highlighter. Look around the organization's website, including the
"About" or "Organization" sections. Do a quick internet search on
the organization, sector, issue or role. If you have time, go to the
library or a bookstore. What you learn could prove invaluable even
if you don't get hired for the particular position.
(6) Be professional
Be professional íV neither too formal
nor too informal íV in all your communications with the employer. Pay
particular attention to the application requirements. Do they want a
resume? (If in doubt, a resume and cover letter is usually the best
bet). How and when do they want it submitted? If you don't do what
is asked íV or in any way make things inconvenient for the employer íV
you're putting yourself at a disadvantage.
(7) Show some attitude
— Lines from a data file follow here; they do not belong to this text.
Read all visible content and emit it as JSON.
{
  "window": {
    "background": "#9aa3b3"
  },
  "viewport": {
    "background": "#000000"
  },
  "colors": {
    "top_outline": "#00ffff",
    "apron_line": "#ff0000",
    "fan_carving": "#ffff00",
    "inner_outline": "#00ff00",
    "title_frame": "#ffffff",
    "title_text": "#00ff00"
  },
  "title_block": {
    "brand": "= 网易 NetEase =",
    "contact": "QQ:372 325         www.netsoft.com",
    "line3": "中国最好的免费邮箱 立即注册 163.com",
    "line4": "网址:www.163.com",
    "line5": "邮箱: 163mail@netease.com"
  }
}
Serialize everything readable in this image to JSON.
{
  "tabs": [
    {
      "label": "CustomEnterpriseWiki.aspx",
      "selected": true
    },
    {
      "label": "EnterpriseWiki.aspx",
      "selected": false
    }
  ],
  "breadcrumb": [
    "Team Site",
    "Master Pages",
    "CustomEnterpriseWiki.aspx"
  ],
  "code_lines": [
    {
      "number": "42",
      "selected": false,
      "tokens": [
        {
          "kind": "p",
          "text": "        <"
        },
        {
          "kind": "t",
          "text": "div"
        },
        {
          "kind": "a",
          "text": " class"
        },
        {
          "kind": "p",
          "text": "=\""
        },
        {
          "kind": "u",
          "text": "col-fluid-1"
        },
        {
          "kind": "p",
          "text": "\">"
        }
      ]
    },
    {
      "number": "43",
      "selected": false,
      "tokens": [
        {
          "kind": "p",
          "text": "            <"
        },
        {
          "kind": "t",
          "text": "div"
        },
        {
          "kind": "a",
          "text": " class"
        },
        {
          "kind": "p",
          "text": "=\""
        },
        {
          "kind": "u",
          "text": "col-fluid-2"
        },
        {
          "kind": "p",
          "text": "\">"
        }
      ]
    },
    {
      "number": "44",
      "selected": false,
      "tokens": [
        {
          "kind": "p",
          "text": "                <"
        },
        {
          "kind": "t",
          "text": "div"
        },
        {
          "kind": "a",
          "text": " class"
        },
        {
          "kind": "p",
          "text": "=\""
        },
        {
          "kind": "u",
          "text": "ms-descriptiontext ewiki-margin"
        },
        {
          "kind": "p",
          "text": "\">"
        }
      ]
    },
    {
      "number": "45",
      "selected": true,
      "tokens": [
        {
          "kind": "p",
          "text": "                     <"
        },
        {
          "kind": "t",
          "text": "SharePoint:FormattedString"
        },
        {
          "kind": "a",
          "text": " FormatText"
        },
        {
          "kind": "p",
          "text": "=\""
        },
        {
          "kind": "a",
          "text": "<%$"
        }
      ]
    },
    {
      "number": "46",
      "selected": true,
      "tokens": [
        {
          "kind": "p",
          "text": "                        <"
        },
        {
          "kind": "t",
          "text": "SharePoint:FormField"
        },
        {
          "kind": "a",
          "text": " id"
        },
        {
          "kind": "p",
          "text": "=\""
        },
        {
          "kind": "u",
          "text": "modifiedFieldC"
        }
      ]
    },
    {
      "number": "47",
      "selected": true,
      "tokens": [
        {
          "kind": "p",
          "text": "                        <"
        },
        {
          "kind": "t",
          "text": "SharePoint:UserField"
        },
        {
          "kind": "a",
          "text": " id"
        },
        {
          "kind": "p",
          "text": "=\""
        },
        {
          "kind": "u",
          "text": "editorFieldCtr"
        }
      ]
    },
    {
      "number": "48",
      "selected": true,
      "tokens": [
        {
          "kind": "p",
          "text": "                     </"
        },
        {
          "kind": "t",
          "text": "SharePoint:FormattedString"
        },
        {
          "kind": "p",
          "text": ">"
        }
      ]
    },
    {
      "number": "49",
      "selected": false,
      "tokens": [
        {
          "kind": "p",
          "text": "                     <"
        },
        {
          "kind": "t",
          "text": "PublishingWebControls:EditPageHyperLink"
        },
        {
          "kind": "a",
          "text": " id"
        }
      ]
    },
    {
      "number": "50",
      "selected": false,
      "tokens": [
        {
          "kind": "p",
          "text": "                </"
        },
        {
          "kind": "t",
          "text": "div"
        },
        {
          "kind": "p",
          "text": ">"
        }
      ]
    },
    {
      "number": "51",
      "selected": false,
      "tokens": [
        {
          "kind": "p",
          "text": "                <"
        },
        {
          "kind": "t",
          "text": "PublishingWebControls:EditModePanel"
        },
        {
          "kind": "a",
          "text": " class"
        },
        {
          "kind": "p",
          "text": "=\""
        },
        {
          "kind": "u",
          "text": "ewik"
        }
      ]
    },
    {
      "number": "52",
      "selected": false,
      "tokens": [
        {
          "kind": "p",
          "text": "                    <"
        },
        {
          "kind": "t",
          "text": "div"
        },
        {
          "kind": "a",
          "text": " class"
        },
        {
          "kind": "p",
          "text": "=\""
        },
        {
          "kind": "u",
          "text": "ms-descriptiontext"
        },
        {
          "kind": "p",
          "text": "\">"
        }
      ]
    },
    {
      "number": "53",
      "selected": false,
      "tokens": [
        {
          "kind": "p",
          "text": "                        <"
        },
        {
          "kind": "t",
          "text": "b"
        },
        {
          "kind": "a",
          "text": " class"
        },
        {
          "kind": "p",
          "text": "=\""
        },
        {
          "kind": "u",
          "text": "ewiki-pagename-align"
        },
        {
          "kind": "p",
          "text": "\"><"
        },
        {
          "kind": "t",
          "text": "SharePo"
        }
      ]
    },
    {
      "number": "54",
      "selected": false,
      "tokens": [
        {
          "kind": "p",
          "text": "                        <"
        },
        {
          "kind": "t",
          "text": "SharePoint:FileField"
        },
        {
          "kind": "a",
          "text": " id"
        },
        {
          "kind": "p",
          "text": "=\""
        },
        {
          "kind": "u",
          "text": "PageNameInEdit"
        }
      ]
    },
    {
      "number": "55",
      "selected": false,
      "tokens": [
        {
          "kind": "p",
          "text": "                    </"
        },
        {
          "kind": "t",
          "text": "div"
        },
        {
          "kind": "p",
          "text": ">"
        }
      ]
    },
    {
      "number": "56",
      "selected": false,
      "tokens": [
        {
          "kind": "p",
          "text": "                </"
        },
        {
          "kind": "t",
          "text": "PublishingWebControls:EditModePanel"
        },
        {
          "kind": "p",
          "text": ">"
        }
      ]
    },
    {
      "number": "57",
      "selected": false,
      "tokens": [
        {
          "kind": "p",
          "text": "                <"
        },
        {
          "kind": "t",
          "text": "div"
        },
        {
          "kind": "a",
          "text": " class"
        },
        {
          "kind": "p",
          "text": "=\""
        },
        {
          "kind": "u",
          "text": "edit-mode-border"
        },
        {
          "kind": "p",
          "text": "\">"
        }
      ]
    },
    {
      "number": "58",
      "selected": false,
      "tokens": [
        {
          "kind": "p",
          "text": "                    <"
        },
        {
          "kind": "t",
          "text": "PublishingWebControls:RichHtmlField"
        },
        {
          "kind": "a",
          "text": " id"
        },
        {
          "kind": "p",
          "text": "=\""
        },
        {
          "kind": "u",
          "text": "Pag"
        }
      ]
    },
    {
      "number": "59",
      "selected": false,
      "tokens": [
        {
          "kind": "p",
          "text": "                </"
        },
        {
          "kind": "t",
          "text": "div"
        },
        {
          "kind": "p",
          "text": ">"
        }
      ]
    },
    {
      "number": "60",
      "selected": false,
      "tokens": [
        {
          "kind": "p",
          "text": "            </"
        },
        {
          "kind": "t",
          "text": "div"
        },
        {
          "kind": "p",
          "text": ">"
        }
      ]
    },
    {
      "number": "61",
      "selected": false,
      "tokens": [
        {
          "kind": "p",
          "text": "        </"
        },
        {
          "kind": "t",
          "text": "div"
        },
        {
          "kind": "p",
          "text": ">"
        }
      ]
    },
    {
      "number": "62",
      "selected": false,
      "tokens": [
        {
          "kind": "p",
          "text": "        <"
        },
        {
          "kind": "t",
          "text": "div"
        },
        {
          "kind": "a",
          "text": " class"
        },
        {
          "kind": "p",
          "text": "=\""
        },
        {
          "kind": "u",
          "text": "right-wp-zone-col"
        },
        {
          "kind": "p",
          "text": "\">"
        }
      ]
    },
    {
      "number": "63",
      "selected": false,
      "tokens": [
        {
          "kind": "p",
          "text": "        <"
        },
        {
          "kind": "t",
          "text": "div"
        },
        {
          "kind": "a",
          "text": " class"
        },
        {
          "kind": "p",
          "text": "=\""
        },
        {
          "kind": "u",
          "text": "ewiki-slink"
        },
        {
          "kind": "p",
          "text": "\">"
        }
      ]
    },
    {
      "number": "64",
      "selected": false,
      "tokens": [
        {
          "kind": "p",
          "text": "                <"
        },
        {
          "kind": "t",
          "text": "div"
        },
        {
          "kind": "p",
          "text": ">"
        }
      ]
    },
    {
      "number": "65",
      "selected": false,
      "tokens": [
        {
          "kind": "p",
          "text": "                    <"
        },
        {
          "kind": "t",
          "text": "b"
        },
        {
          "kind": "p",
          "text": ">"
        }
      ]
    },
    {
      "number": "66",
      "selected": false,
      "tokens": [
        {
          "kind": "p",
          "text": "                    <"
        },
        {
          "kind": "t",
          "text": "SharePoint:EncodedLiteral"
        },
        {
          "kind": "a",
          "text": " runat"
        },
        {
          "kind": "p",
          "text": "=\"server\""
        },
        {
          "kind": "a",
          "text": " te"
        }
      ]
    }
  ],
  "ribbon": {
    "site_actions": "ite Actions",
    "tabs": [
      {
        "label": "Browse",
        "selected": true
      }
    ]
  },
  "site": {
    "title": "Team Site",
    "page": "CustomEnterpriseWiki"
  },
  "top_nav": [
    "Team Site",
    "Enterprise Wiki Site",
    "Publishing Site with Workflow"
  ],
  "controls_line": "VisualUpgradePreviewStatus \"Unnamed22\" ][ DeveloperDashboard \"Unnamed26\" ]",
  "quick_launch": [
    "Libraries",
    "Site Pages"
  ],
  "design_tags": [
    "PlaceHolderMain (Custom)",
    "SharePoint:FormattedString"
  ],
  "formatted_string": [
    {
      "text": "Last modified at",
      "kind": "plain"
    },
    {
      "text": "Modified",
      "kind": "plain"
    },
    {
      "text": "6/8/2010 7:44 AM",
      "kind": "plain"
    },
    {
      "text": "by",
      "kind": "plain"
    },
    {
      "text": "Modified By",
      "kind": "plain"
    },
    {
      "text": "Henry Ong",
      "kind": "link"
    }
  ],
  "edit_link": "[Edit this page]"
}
Show some attitude ...and respect.
Try to put yourself in the employer's shoes and think about their
needs, obstacles and limitations. Think about how you could be of
value to them. If you've ever been an owner or manager, you know how
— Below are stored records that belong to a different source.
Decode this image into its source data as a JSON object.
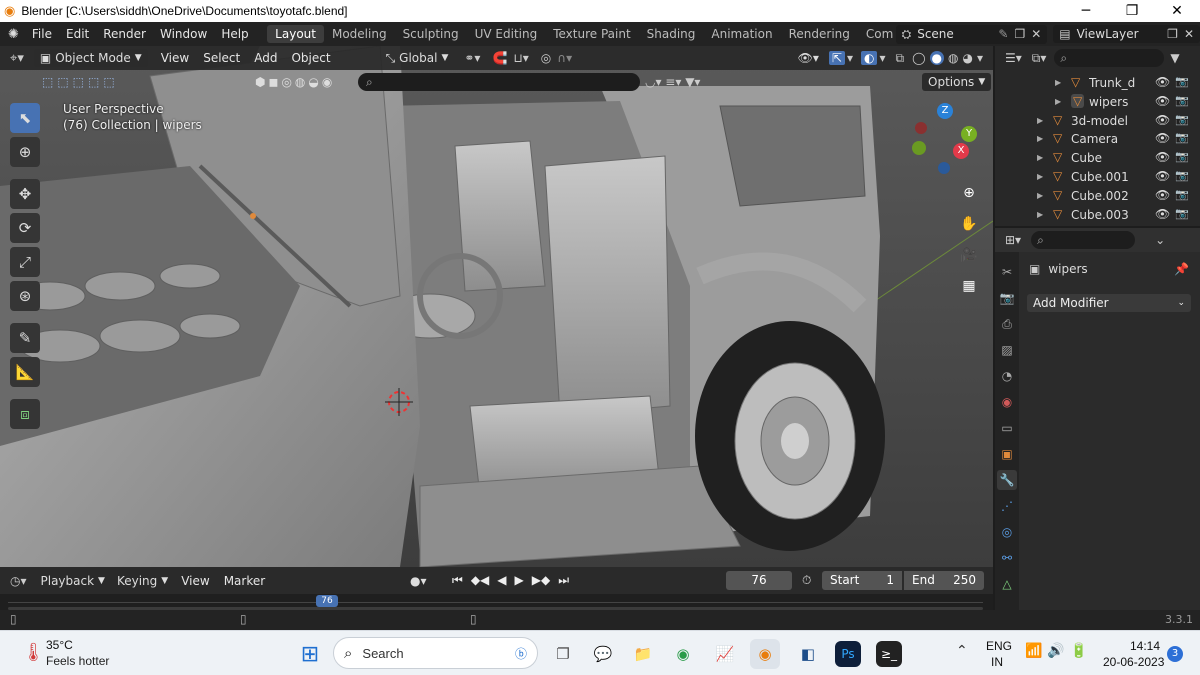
{
  "window": {
    "title": "Blender [C:\\Users\\siddh\\OneDrive\\Documents\\toyotafc.blend]",
    "minimize": "─",
    "maximize": "❐",
    "close": "✕"
  },
  "menu": {
    "items": [
      "File",
      "Edit",
      "Render",
      "Window",
      "Help"
    ]
  },
  "workspaces": [
    "Layout",
    "Modeling",
    "Sculpting",
    "UV Editing",
    "Texture Paint",
    "Shading",
    "Animation",
    "Rendering",
    "Compo"
  ],
  "scene": {
    "label": "Scene",
    "view_layer": "ViewLayer"
  },
  "viewport_header": {
    "mode": "Object Mode",
    "menus": [
      "View",
      "Select",
      "Add",
      "Object"
    ],
    "transform_orientation": "Global",
    "options": "Options"
  },
  "viewport_info": {
    "line1": "User Perspective",
    "line2": "(76) Collection | wipers"
  },
  "gizmo": {
    "z": "Z",
    "y": "Y",
    "x": "X"
  },
  "timeline": {
    "playback": "Playback",
    "keying": "Keying",
    "view": "View",
    "marker": "Marker",
    "current_frame": "76",
    "start_label": "Start",
    "start": "1",
    "end_label": "End",
    "end": "250"
  },
  "scrubber": {
    "current": "76"
  },
  "outliner": {
    "items": [
      {
        "label": "Trunk_dc",
        "depth": 1,
        "visible": true
      },
      {
        "label": "wipers",
        "depth": 1,
        "visible": true,
        "selected": true
      },
      {
        "label": "3d-model",
        "depth": 0,
        "visible": true
      },
      {
        "label": "Camera",
        "depth": 0,
        "visible": true
      },
      {
        "label": "Cube",
        "depth": 0,
        "visible": true
      },
      {
        "label": "Cube.001",
        "depth": 0,
        "visible": true
      },
      {
        "label": "Cube.002",
        "depth": 0,
        "visible": true
      },
      {
        "label": "Cube.003",
        "depth": 0,
        "visible": true
      }
    ]
  },
  "properties": {
    "object_name": "wipers",
    "add_modifier": "Add Modifier"
  },
  "version": "3.3.1",
  "taskbar": {
    "weather_temp": "35°C",
    "weather_text": "Feels hotter",
    "search_placeholder": "Search",
    "lang_line1": "ENG",
    "lang_line2": "IN",
    "time": "14:14",
    "date": "20-06-2023",
    "notifications": "3"
  }
}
much it takes to run an organization or project (and how much of
this is taken for granted). Your search is likely to be much more
successful if you approach it with initiative, creativity and a
positive attitude. Nobody "owes" you a job íV the future will be what
you contribute to and create.
(8) Improve, improve, improve
Remember that the employer knows
nothing about you except what s/he can deduce from your application.
There is an art and science behind writing a resume. It's all about
effective communication íV and is not as obvious as it might seem.
Your cover letter and resume should *demonstrate* your purpose,
clarity of mind and more. By improving your written materials,
you're also improving your self- awareness and communication skills.
(9) Write great cover letters
Try to anticipate the employer's
questions. Why are you interested in this job? Why do you think
you'd do well in this position? How would you overcome any missing
skills or roadblocks? What have you done in the past íV paid,
volunteer or at school íV that demonstrated your interest, ability
and commitment? Spend time on your cover letter and make a great
(10) Act quickly
Even if the deadline is weeks or
months away, it's good to apply as soon as possible. Sometimes the
later applications aren't considered as thoroughly (or at all). On
the other hand, if you've just missed a deadline but are really
interested in an opportunity, there's no harm in trying.
(11) Respect the employer's
The person who is doing the hiring
also has many other responsibilities and may not have time to talk
or correspond with applicants. Do your own research, if at all
possible. Don't ask for more information unless you really need it
and it's not available in the posting or on their website. If the
posting says "no phone calls", don't! Write down your questions and
ask them after the employer has shown interest, such as at the
(12) Create your own job
When most people look for work, they
compete for existing jobs. Why not create your own? There's no lack
of things that need doing. Do some research, participate in events,
volunteer, etc. Then write a proposal to an organization that
interests you, demonstrating how you and your project or idea could
help them achieve their goals. If they like your idea, they might be
able to fundraise for it. Or you could write a grant proposal or
other fundraising ideas, for their consideration. If you can't find
an existing organization, start your own.
(13) Don't be discouraged
Don't let yourself be discouraged.
It's been said that every job search is a series of No's followed by
a Yes. Each "No" takes you one step closer to the moment when both
you and the employer say Yes. Keep a positive attitude and make the
best of what you learn along the way!